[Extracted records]
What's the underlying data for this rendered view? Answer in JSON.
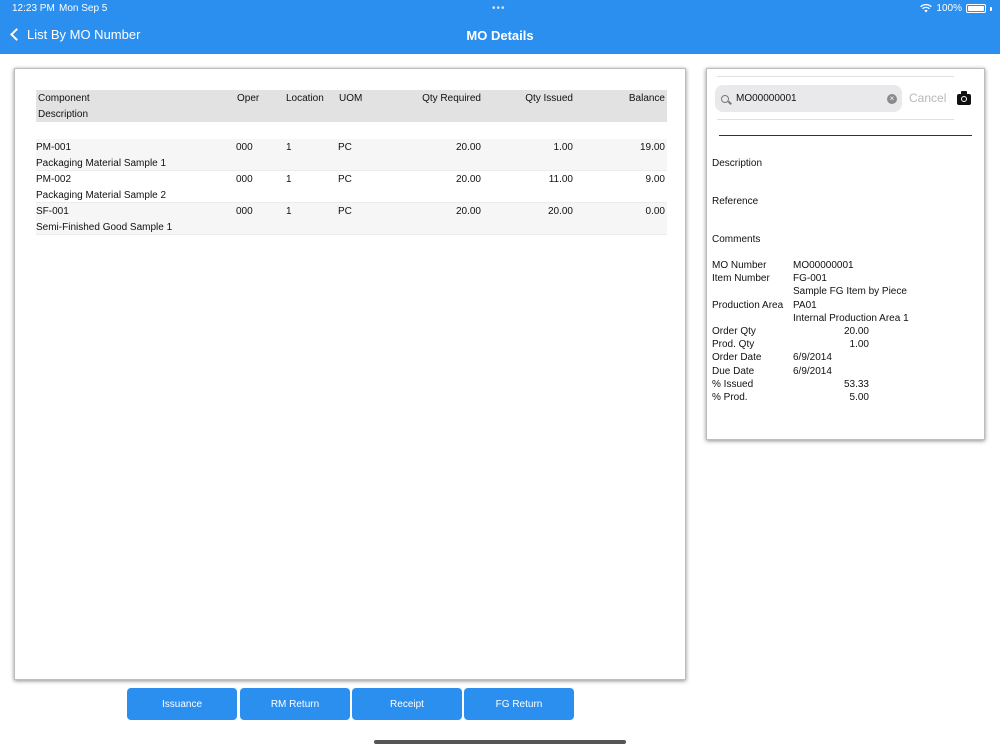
{
  "status": {
    "time": "12:23 PM",
    "date": "Mon Sep 5",
    "battery": "100%"
  },
  "nav": {
    "back_label": "List By MO Number",
    "title": "MO Details"
  },
  "table": {
    "headers": {
      "component": "Component",
      "description": "Description",
      "oper": "Oper",
      "location": "Location",
      "uom": "UOM",
      "qty_required": "Qty Required",
      "qty_issued": "Qty Issued",
      "balance": "Balance"
    },
    "rows": [
      {
        "component": "PM-001",
        "description": "Packaging Material Sample 1",
        "oper": "000",
        "location": "1",
        "uom": "PC",
        "qty_required": "20.00",
        "qty_issued": "1.00",
        "balance": "19.00"
      },
      {
        "component": "PM-002",
        "description": "Packaging Material Sample 2",
        "oper": "000",
        "location": "1",
        "uom": "PC",
        "qty_required": "20.00",
        "qty_issued": "11.00",
        "balance": "9.00"
      },
      {
        "component": "SF-001",
        "description": "Semi-Finished Good Sample 1",
        "oper": "000",
        "location": "1",
        "uom": "PC",
        "qty_required": "20.00",
        "qty_issued": "20.00",
        "balance": "0.00"
      }
    ]
  },
  "search": {
    "value": "MO00000001",
    "cancel_label": "Cancel"
  },
  "details": {
    "description_label": "Description",
    "reference_label": "Reference",
    "comments_label": "Comments",
    "mo_number_label": "MO Number",
    "mo_number": "MO00000001",
    "item_number_label": "Item Number",
    "item_number": "FG-001",
    "item_desc": "Sample FG Item by Piece",
    "production_area_label": "Production Area",
    "production_area": "PA01",
    "production_area_desc": "Internal Production Area 1",
    "order_qty_label": "Order Qty",
    "order_qty": "20.00",
    "prod_qty_label": "Prod. Qty",
    "prod_qty": "1.00",
    "order_date_label": "Order Date",
    "order_date": "6/9/2014",
    "due_date_label": "Due Date",
    "due_date": "6/9/2014",
    "pct_issued_label": "% Issued",
    "pct_issued": "53.33",
    "pct_prod_label": "% Prod.",
    "pct_prod": "5.00"
  },
  "buttons": {
    "issuance": "Issuance",
    "rm_return": "RM Return",
    "receipt": "Receipt",
    "fg_return": "FG Return"
  },
  "colors": {
    "accent": "#2b8ff0"
  }
}
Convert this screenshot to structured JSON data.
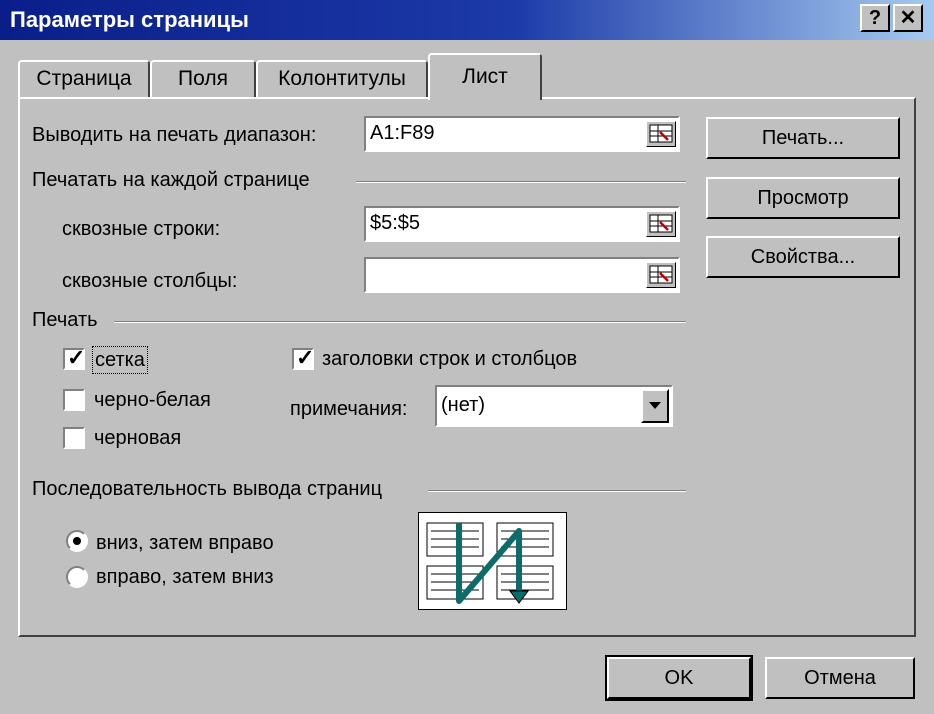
{
  "window": {
    "title": "Параметры страницы",
    "help_btn": "?",
    "close_btn": "✕"
  },
  "tabs": [
    {
      "label": "Страница",
      "active": false
    },
    {
      "label": "Поля",
      "active": false
    },
    {
      "label": "Колонтитулы",
      "active": false
    },
    {
      "label": "Лист",
      "active": true
    }
  ],
  "print_area": {
    "label": "Выводить на печать диапазон:",
    "value": "A1:F89"
  },
  "print_titles": {
    "heading": "Печатать на каждой странице",
    "rows_label": "сквозные строки:",
    "rows_value": "$5:$5",
    "cols_label": "сквозные столбцы:",
    "cols_value": ""
  },
  "print": {
    "heading": "Печать",
    "gridlines": {
      "label": "сетка",
      "checked": true
    },
    "black_white": {
      "label": "черно-белая",
      "checked": false
    },
    "draft": {
      "label": "черновая",
      "checked": false
    },
    "headings": {
      "label": "заголовки строк и столбцов",
      "checked": true
    },
    "comments_label": "примечания:",
    "comments_value": "(нет)"
  },
  "page_order": {
    "heading": "Последовательность вывода страниц",
    "down_then_over": {
      "label": "вниз, затем вправо",
      "selected": true
    },
    "over_then_down": {
      "label": "вправо, затем вниз",
      "selected": false
    }
  },
  "side_buttons": {
    "print": "Печать...",
    "preview": "Просмотр",
    "properties": "Свойства..."
  },
  "footer": {
    "ok": "OK",
    "cancel": "Отмена"
  },
  "colors": {
    "title_start": "#0a1e8a",
    "title_end": "#a6caf0",
    "face": "#c0c0c0",
    "order_arrow": "#0e6b6b"
  }
}
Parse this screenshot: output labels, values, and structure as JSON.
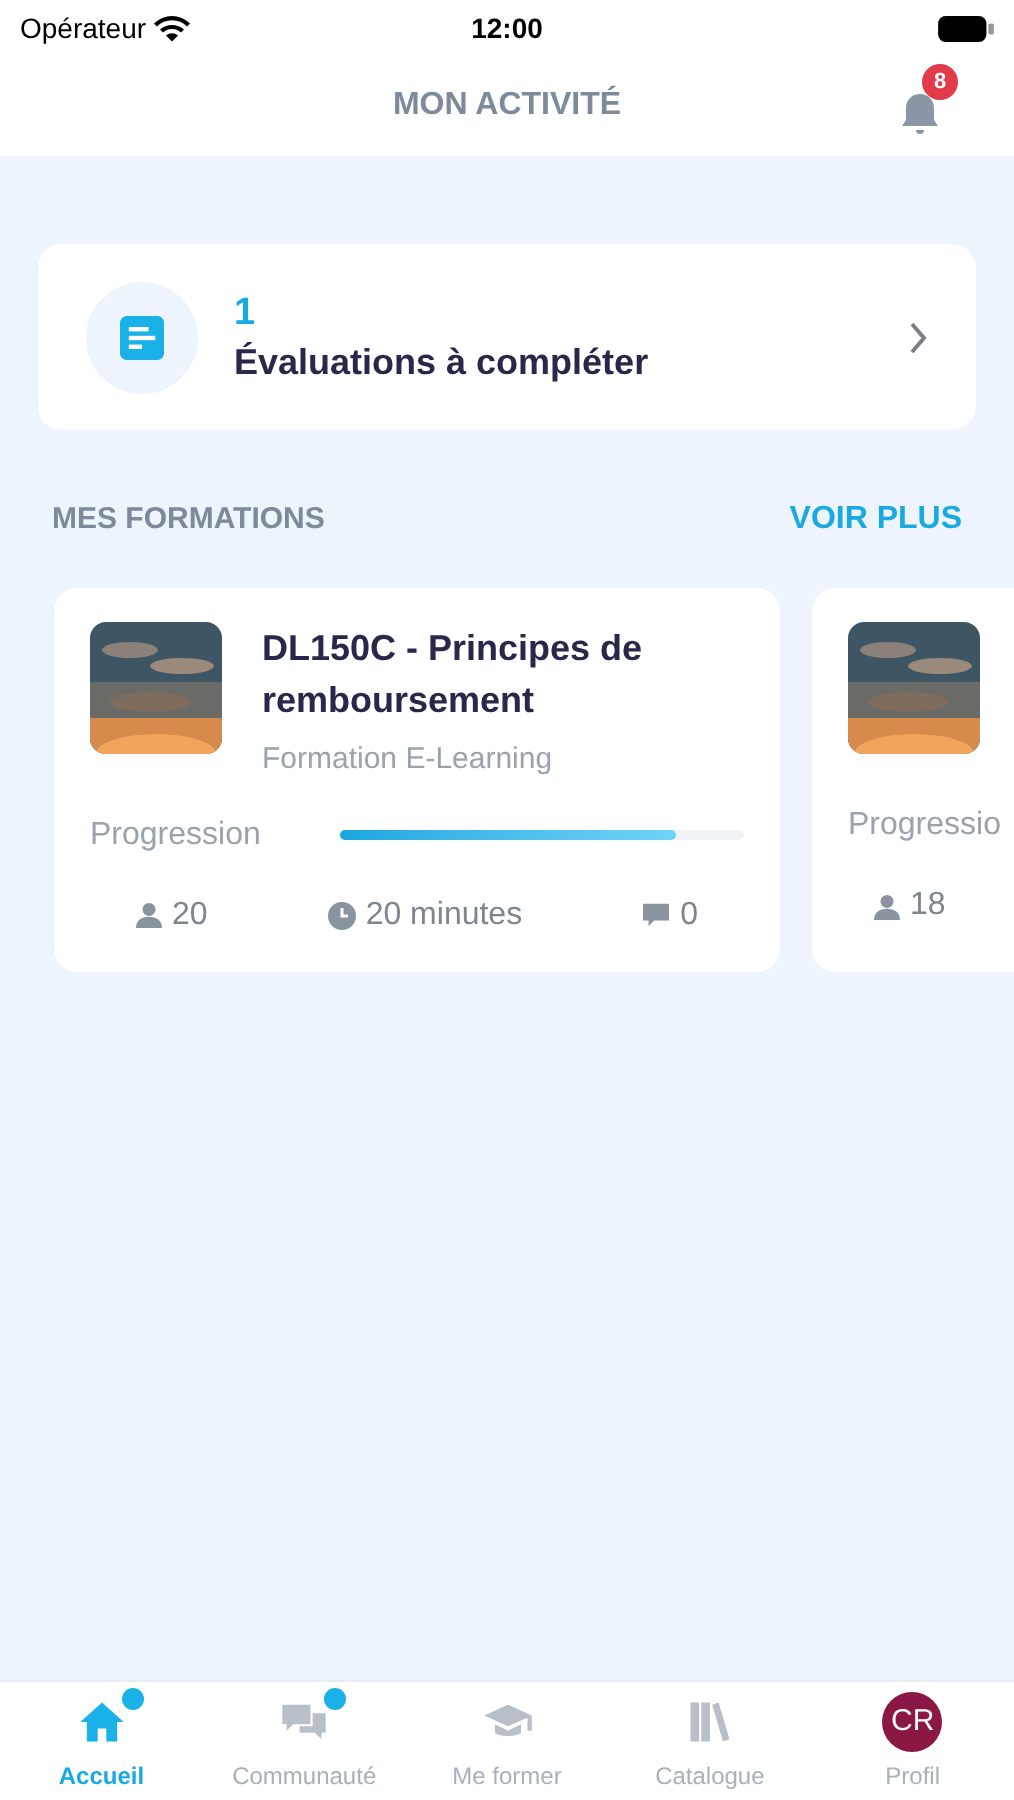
{
  "status_bar": {
    "carrier": "Opérateur",
    "time": "12:00"
  },
  "header": {
    "title": "MON ACTIVITÉ",
    "notifications": "8"
  },
  "evaluations": {
    "count": "1",
    "label": "Évaluations à compléter"
  },
  "section": {
    "title": "MES FORMATIONS",
    "link": "VOIR PLUS"
  },
  "courses": [
    {
      "title": "DL150C - Principes de remboursement",
      "type": "Formation E-Learning",
      "progress_label": "Progression",
      "level": 0.83,
      "learners": "20",
      "duration": "20 minutes",
      "comments": "0"
    },
    {
      "progress_label": "Progressio",
      "learners": "18"
    }
  ],
  "tabs": [
    {
      "kind": "home",
      "label": "Accueil",
      "selected": true,
      "dot": true
    },
    {
      "kind": "community",
      "label": "Communauté",
      "selected": false,
      "dot": true
    },
    {
      "kind": "learn",
      "label": "Me former",
      "selected": false,
      "dot": false
    },
    {
      "kind": "catalog",
      "label": "Catalogue",
      "selected": false,
      "dot": false
    },
    {
      "kind": "profile",
      "label": "Profil",
      "selected": false,
      "dot": false,
      "initials": "CR"
    }
  ]
}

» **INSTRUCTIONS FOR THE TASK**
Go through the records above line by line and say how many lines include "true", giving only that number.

» **RESPONSE**
7